2014 Refuge System Awards
Friends Forward February 2014
The National Wildlife Refuge Association has announced the winners of its prestigious annual awards:
Friends of Tualatin River Refuge in Oregon, is honored for the group’s environmental education programs, bird monitoring and coordination of the Tualatin River Bird Festival. The 17th annual Tualatin River Bird Festival welcomed more than 800 visitors to the Tualatin River National Wildlife Refuge this year, despite torrential downpours. The more than 17,000 hours of volunteer time contributed by the Friends in 2013 included hosting nearly 1,900 students and teachers through workshops and field trips, Spring Break Exploration Days, Creative Nature Camps, interpretive programs, and informal after school education programs - all designed to teach children first-hand about conservation and their local refuge.
In 2013, in recognition of the 20th anniversary of the Friends group, the Mayor of Sherwood proclaimed the city “Home of the Tualatin River National Wildlife Refuge,” recognizing the valuable relationship between the city, the refuge, and the Friends.
Bob and Sharon Waldrop are recognized for decades of service as volunteers at the Crab Orchard National Wildlife Refuge in Carbondale, Illinois, in the summer and the Southeast Louisiana Refuges Complex in the winter (where they stay on the refuge in their RV).
The Waldrops have demonstrated an unwavering commitment to the Refuge System, donating their time and expertise to help refuge staff address emergencies in the face of natural and manmade disasters.
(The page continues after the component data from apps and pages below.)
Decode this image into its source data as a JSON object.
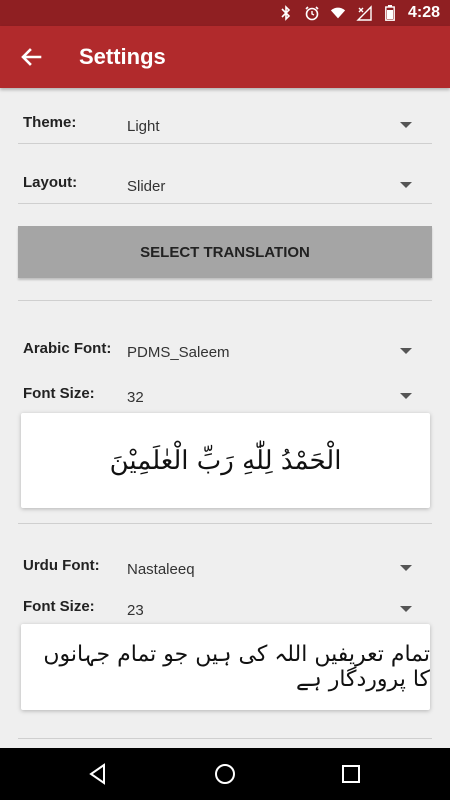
{
  "status": {
    "time": "4:28"
  },
  "appbar": {
    "title": "Settings"
  },
  "settings": {
    "theme": {
      "label": "Theme:",
      "value": "Light"
    },
    "layout": {
      "label": "Layout:",
      "value": "Slider"
    },
    "select_translation": "SELECT TRANSLATION",
    "arabic_font": {
      "label": "Arabic Font:",
      "value": "PDMS_Saleem"
    },
    "arabic_font_size": {
      "label": "Font Size:",
      "value": "32"
    },
    "arabic_preview": "الْحَمْدُ لِلّٰهِ رَبِّ الْعٰلَمِيْنَ",
    "urdu_font": {
      "label": "Urdu Font:",
      "value": "Nastaleeq"
    },
    "urdu_font_size": {
      "label": "Font Size:",
      "value": "23"
    },
    "urdu_preview": "تمام تعریفیں اللہ کی ہیں جو تمام جہانوں کا پروردگار ہے"
  },
  "icons": [
    "bluetooth-icon",
    "alarm-icon",
    "wifi-icon",
    "signal-icon",
    "battery-icon",
    "back-arrow-icon",
    "nav-back-icon",
    "nav-home-icon",
    "nav-recents-icon",
    "dropdown-arrow-icon"
  ]
}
After Hurricane Katrina in 2005, they packed up and traveled to Louisiana four months early, spending spent eight months clearing trees from roads, running new water and electric lines, hard-wiring a generator and ensuring that the volunteer campground was functioning. In 2010, they were back to help after the BP oil spill. They also played a key role in converting an aging and vacant chapel into a visitor center for the refuge complex.
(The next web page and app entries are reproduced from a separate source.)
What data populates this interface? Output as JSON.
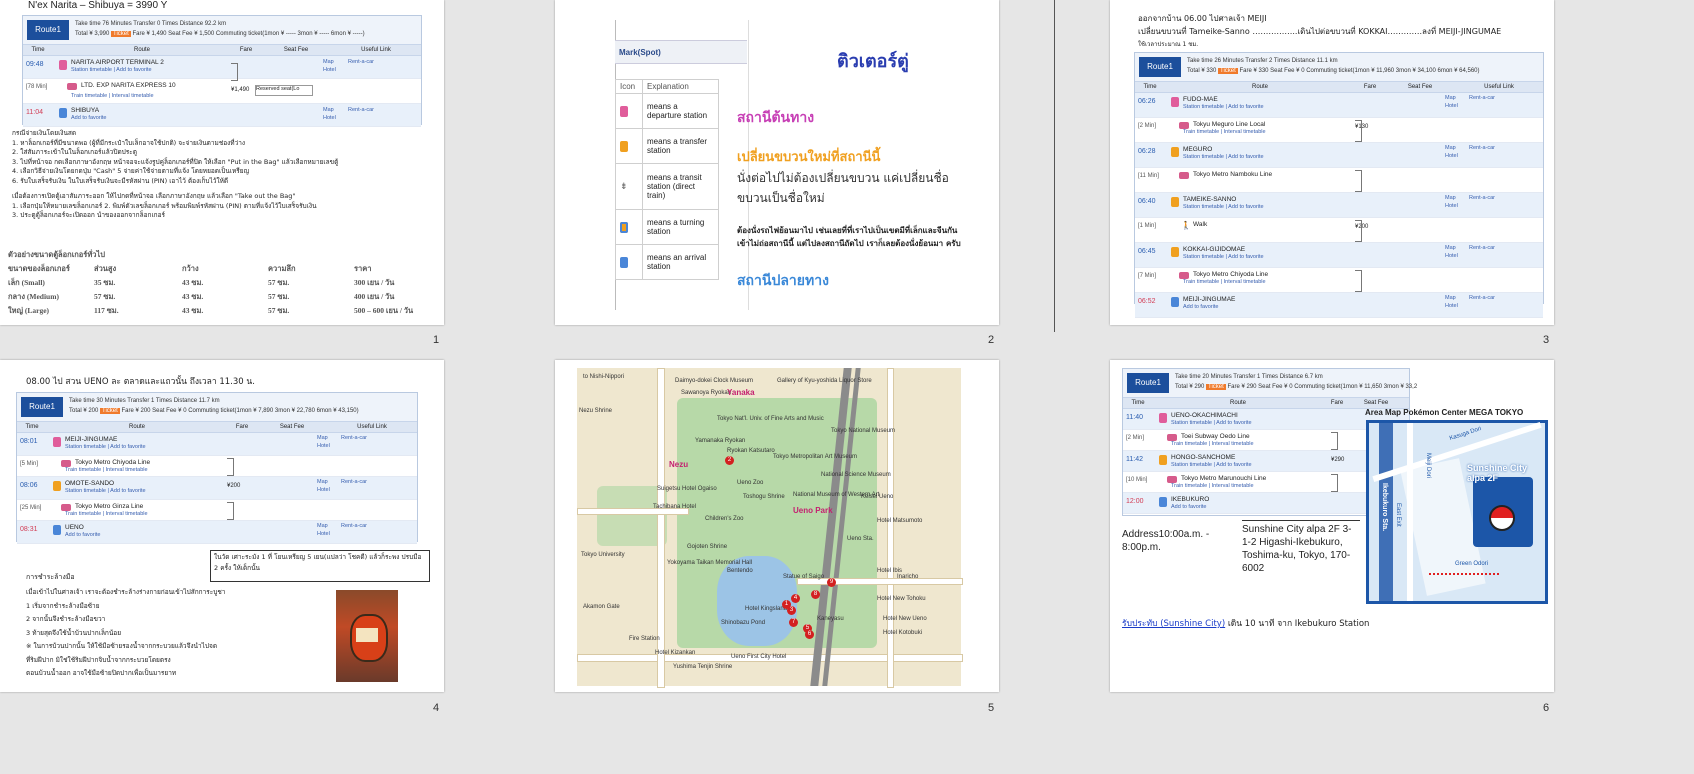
{
  "slides": [
    {
      "number": "1",
      "title": "N'ex  Narita – Shibuya = 3990 Y",
      "route": {
        "badge": "Route1",
        "info1": "Take time  76 Minutes  Transfer  0 Times  Distance  92.2 km",
        "info2_prefix": "Total ¥ 3,990",
        "ticket": "Ticket",
        "info2_suffix": "Fare ¥ 1,490  Seat Fee ¥ 1,500  Commuting ticket(1mon ¥ -----   3mon ¥ -----   6mon ¥ -----)",
        "cols": [
          "Time",
          "Route",
          "Fare",
          "Seat Fee",
          "Useful Link"
        ],
        "rows": [
          {
            "time": "09:48",
            "name": "NARITA AIRPORT TERMINAL 2",
            "sub": "Station timetable | Add to favorite"
          },
          {
            "time": "[78 Min]",
            "name": "LTD. EXP NARITA EXPRESS 10",
            "sub": "Train timetable | Interval timetable",
            "fare": "¥1,490",
            "seat": "Reserved seat(Lo"
          },
          {
            "time": "11:04",
            "name": "SHIBUYA",
            "sub": "Add to favorite"
          }
        ],
        "links": [
          "Map",
          "Rent-a-car",
          "Hotel"
        ]
      },
      "notes_title": "กรณีจ่ายเงินโดยเงินสด",
      "notes": [
        "1. หาล็อกเกอร์ที่มีขนาดพอ (ผู้ที่มีกระเป๋าใบเล็กอาจใช้ปกติ) จะจ่ายเงินตามช่องที่ว่าง",
        "2. ใส่สัมภาระเข้าในในล็อกเกอร์แล้วปิดประตู",
        "3. ไปที่หน้าจอ กดเลือกภาษาอังกฤษ หน้าจอจะแจ้งรูปคู่ล็อกเกอร์ที่ปิด ให้เลือก \"Put in the Bag\" แล้วเลือกหมายเลขตู้",
        "4. เลือกวิธีจ่ายเงินโดยกดปุ่ม \"Cash\"          5 จ่ายค่าใช้จ่ายตามที่แจ้ง โดยหยอดเป็นเหรียญ",
        "6. รับใบเสร็จรับเงิน ในใบเสร็จรับเงินจะมีรหัสผ่าน (PIN) เอาไว้ ต้องเก็บไว้ให้ดี"
      ],
      "notes2": [
        "     เมื่อต้องการเปิดตู้เอาสัมภาระออก ให้ไปกดที่หน้าจอ เลือกภาษาอังกฤษ แล้วเลือก \"Take out the Bag\"",
        "1. เลือกปุ่มให้หมายเลขล็อกเกอร์    2. พิมพ์ตัวเลขล็อกเกอร์ พร้อมพิมพ์รหัสผ่าน (PIN) ตามที่แจ้งไว้ใบเสร็จรับเงิน",
        "3. ประตูตู้ล็อกเกอร์จะเปิดออก   นำของออกจากล็อกเกอร์"
      ],
      "size_title": "ตัวอย่างขนาดตู้ล็อกเกอร์ทั่วไป",
      "size_table": {
        "head": [
          "ขนาดของล็อกเกอร์",
          "ส่วนสูง",
          "กว้าง",
          "ความลึก",
          "ราคา"
        ],
        "rows": [
          [
            "เล็ก (Small)",
            "35  ซม.",
            "43  ซม.",
            "57  ซม.",
            "300  เยน  / วัน"
          ],
          [
            "กลาง (Medium)",
            "57  ซม.",
            "43  ซม.",
            "57  ซม.",
            "400  เยน  / วัน"
          ],
          [
            "ใหญ่ (Large)",
            "117  ซม.",
            "43  ซม.",
            "57  ซม.",
            "500 – 600  เยน  / วัน"
          ]
        ]
      }
    },
    {
      "number": "2",
      "mark_label": "Mark(Spot)",
      "legend_head": [
        "Icon",
        "Explanation"
      ],
      "legend": [
        "means a departure station",
        "means a transfer station",
        "means a transit station (direct train)",
        "means a turning station",
        "means an arrival station"
      ],
      "heading": "ติวเตอร์ตู่",
      "depart": "สถานีต้นทาง",
      "transfer": "เปลี่ยนขบวนใหม่ที่สถานีนี้",
      "transit": "นั่งต่อไปไม่ต้องเปลี่ยนขบวน แค่เปลี่ยนชื่อขบวนเป็นชื่อใหม่",
      "turn": "ต้องนั่งรถไฟย้อนมาไป เช่นเลยที่ที่เราไปเป็นเขตมีที่เล็กและจีนกัน เข้าไม่ถ่อสถานีนี้ แต่ไปลงสถานีถัดไป เราก็เลยต้องนั่งย้อนมา ครับ",
      "arrive": "สถานีปลายทาง"
    },
    {
      "number": "3",
      "line1": "ออกจากบ้าน 06.00 ไปศาลเจ้า  MEIJI",
      "line2": "เปลี่ยนขบวนที่ Tameike-Sanno ……………..เดินไปต่อขบวนที่ KOKKAI………….ลงที่ MEIJI-JINGUMAE",
      "line3": "ใช้เวลาประมาณ  1  ชม.",
      "route": {
        "badge": "Route1",
        "info1": "Take time  26 Minutes  Transfer  2 Times  Distance  11.1 km",
        "info2_prefix": "Total ¥ 330",
        "ticket": "Ticket",
        "info2_suffix": "Fare ¥ 330  Seat Fee ¥ 0  Commuting ticket(1mon ¥ 11,960  3mon ¥ 34,100  6mon ¥ 64,560)",
        "cols": [
          "Time",
          "Route",
          "Fare",
          "Seat Fee",
          "Useful Link"
        ],
        "rows": [
          {
            "time": "06:26",
            "name": "FUDO-MAE",
            "sub": "Station timetable | Add to favorite",
            "kind": "st"
          },
          {
            "time": "[2 Min]",
            "name": "Tokyu Meguro Line Local",
            "sub": "Train timetable | Interval timetable",
            "fare": "¥130",
            "kind": "ride"
          },
          {
            "time": "06:28",
            "name": "MEGURO",
            "sub": "Station timetable | Add to favorite",
            "kind": "st"
          },
          {
            "time": "[11 Min]",
            "name": "Tokyo Metro Namboku Line",
            "sub": "",
            "kind": "ride"
          },
          {
            "time": "06:40",
            "name": "TAMEIKE-SANNO",
            "sub": "Station timetable | Add to favorite",
            "kind": "st"
          },
          {
            "time": "[1 Min]",
            "name": "Walk",
            "sub": "",
            "fare": "¥200",
            "kind": "walk"
          },
          {
            "time": "06:45",
            "name": "KOKKAI-GIJIDOMAE",
            "sub": "Station timetable | Add to favorite",
            "kind": "st"
          },
          {
            "time": "[7 Min]",
            "name": "Tokyo Metro Chiyoda Line",
            "sub": "Train timetable | Interval timetable",
            "kind": "ride"
          },
          {
            "time": "06:52",
            "name": "MEIJI-JINGUMAE",
            "sub": "Add to favorite",
            "kind": "st"
          }
        ],
        "links": [
          "Map",
          "Rent-a-car",
          "Hotel"
        ]
      }
    },
    {
      "number": "4",
      "title": "08.00  ไป สวน  UENO  ละ ตลาดและแถวนั้น ถึงเวลา 11.30 น.",
      "route": {
        "badge": "Route1",
        "info1": "Take time  30 Minutes  Transfer  1 Times  Distance  11.7 km",
        "info2_prefix": "Total ¥ 200",
        "ticket": "Ticket",
        "info2_suffix": "Fare ¥ 200  Seat Fee ¥ 0  Commuting ticket(1mon ¥ 7,890  3mon ¥ 22,780  6mon ¥ 43,150)",
        "cols": [
          "Time",
          "Route",
          "Fare",
          "Seat Fee",
          "Useful Link"
        ],
        "rows": [
          {
            "time": "08:01",
            "name": "MEIJI-JINGUMAE",
            "sub": "Station timetable | Add to favorite",
            "kind": "st"
          },
          {
            "time": "[5 Min]",
            "name": "Tokyo Metro Chiyoda Line",
            "sub": "Train timetable | Interval timetable",
            "kind": "ride"
          },
          {
            "time": "08:06",
            "name": "OMOTE-SANDO",
            "sub": "Station timetable | Add to favorite",
            "fare": "¥200",
            "kind": "st"
          },
          {
            "time": "[25 Min]",
            "name": "Tokyo Metro Ginza Line",
            "sub": "Train timetable | Interval timetable",
            "kind": "ride"
          },
          {
            "time": "08:31",
            "name": "UENO",
            "sub": "Add to favorite",
            "kind": "st"
          }
        ],
        "links": [
          "Map",
          "Rent-a-car",
          "Hotel"
        ]
      },
      "boxnote": "ในวัด เศาะระมัง 1 ที่ โยนเหรียญ 5 เยน(แปลว่า โชคดี) แล้วก็ระพง ปรบมือ 2 ครั้ง ให้เด็กนั้น",
      "temple_title": "การชำระล้างมือ",
      "temple": [
        "เมื่อเข้าไปในศาลเจ้า เราจะต้องชำระล้างร่างกายก่อนเข้าไปสักการะบูชา",
        "1 เริ่มจากชำระล้างมือซ้าย",
        "2 จากนั้นจึงชำระล้างมือขวา",
        "3 ท้ายสุดจึงใช้น้ำบ้วนปากเล็กน้อย",
        "※ ในการบ้วนปากนั้น ให้ใช้มือซ้ายรองน้ำจากกระบวยแล้วจึงนำไปจด",
        "ที่ริมฝีปาก มิใช่ใช้ริมฝีปากจิบน้ำจากกระบวยโดยตรง",
        "ตอนบ้วนน้ำออก อาจใช้มือซ้ายปิดปากเพื่อเป็นมารยาท"
      ]
    },
    {
      "number": "5",
      "labels": [
        "to Nishi-Nippori",
        "Daimyo-dokei Clock Museum",
        "Sawanoya Ryokan",
        "Yanaka",
        "Gallery of Kyu-yoshida Liquor Store",
        "Nezu Shrine",
        "Tokyo Nat'l. Univ. of Fine Arts and Music",
        "Tokyo National Museum",
        "Nezu",
        "Ryokan Katsutaro",
        "Yamanaka Ryokan",
        "Tokyo Metropolitan Art Museum",
        "Ueno Zoo",
        "Toshogu Shrine",
        "National Museum of Western Art",
        "National Science Museum",
        "Ueno Park",
        "Hotel Matsumoto",
        "Yokoyama Taikan Memorial Hall",
        "Bentendo",
        "Shinobazu Pond",
        "Statue of Saigo",
        "Hotel Ibis",
        "Hotel New Ueno",
        "Tokyo University",
        "Akamon Gate",
        "Fire Station",
        "Hotel Kizankan",
        "Yushima Tenjin Shrine",
        "Hotel New Tohoku",
        "Kaneyasu",
        "Suigetsu Hotel Ogaiso",
        "Tachibana Hotel",
        "Children's Zoo",
        "Gojoten Shrine",
        "Ueno First City Hotel",
        "Hotel Kingsland",
        "Ueno Sta.",
        "Inaricho",
        "Hotel Kotobuki",
        "Keisei Ueno"
      ],
      "pins": [
        "1",
        "2",
        "3",
        "4",
        "5",
        "6",
        "7",
        "8",
        "9"
      ]
    },
    {
      "number": "6",
      "route": {
        "badge": "Route1",
        "info1": "Take time  20 Minutes  Transfer  1 Times  Distance  6.7 km",
        "info2_prefix": "Total ¥ 290",
        "ticket": "Ticket",
        "info2_suffix": "Fare ¥ 290  Seat Fee ¥ 0  Commuting ticket(1mon ¥ 11,650  3mon ¥ 33,2",
        "cols": [
          "Time",
          "Route",
          "Fare",
          "Seat Fee",
          "Useful Link"
        ],
        "rows": [
          {
            "time": "11:40",
            "name": "UENO-OKACHIMACHI",
            "sub": "Station timetable | Add to favorite",
            "kind": "st"
          },
          {
            "time": "[2 Min]",
            "name": "Toei Subway Oedo Line",
            "sub": "Train timetable | Interval timetable",
            "kind": "ride"
          },
          {
            "time": "11:42",
            "name": "HONGO-SANCHOME",
            "sub": "Station timetable | Add to favorite",
            "fare": "¥290",
            "kind": "st"
          },
          {
            "time": "[10 Min]",
            "name": "Tokyo Metro Marunouchi Line",
            "sub": "Train timetable | Interval timetable",
            "kind": "ride"
          },
          {
            "time": "12:00",
            "name": "IKEBUKURO",
            "sub": "Add to favorite",
            "kind": "st"
          }
        ]
      },
      "address_label": "Address10:00a.m. - 8:00p.m.",
      "address": "Sunshine City alpa 2F 3-1-2 Higashi-Ikebukuro, Toshima-ku, Tokyo, 170-6002",
      "area_title": "Area Map Pokémon Center MEGA TOKYO",
      "area_labels": [
        "Sunshine City alpa 2F",
        "Ikebukuro Sta.",
        "Kasuga Dori",
        "Meiji Dori",
        "East Exit",
        "Green Odori"
      ],
      "link": "รับประทับ (Sunshine City)",
      "link_suffix": " เดิน 10 นาที จาก Ikebukuro Station"
    }
  ]
}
Bob and Sharon Waldrop have trained, mentored, educated and guided 160+ interns and other volunteers. Whether repairing fishing poles at annual fishing rodeos, or talking to visitors at kiosk stations, with each interaction, they are enthusiastic ambassadors of the Refuge System.
Andy Yuen, manager of the San Diego National Wildlife Refuge Complex in California, is being honored for his conservation vision and his ability to give his staff the space to learn, grow and ultimately do great work. Yuen began his career with the U.S. Fish and Wildlife Service in his native Hawaii in 1984 in the Student Career Experience Program.
In 1992, Yuen helped establish of the Kealia Pond National Wildlife Refuge and the Guam National Wildlife Refuge. Yuen was one of the first refuge managers to provide work opportunities for wounded military service members as they transitioned from the military to the civilian workforce. The partnerships Yuen developed with other federal agencies, local governments and nonprofit organizations resulted in completion of a 300-acre coastal wetland restoration project at San Diego Bay Refuge as well as grant funding for trail and bikeway projects.
Kenneth McCain is a federal wildlife officer at Lower Suwannee and Cedar Keys National Wildlife Refuges in Florida. During a 24-year career with the Refuge System, his willingness to go above and beyond the call of duty, and his hands-on style of law enforcement have reduced transgressions significantly and saved the government thousands of dollars.
A master at identifying illegal activities and unsurpassed with conducting interviews, McCain has gained the utmost respect from the public. Thanks to his public relations skills, he has inspired people to treat the refuges as if they were their own, and as a result local residents effectively “patrol” the refuges and watch out for rule breakers. In 2012, McCain also received the Florida Wildlife Federation’s Wildlife Outdoorsman of the Year award.
Back to Friends Forward Index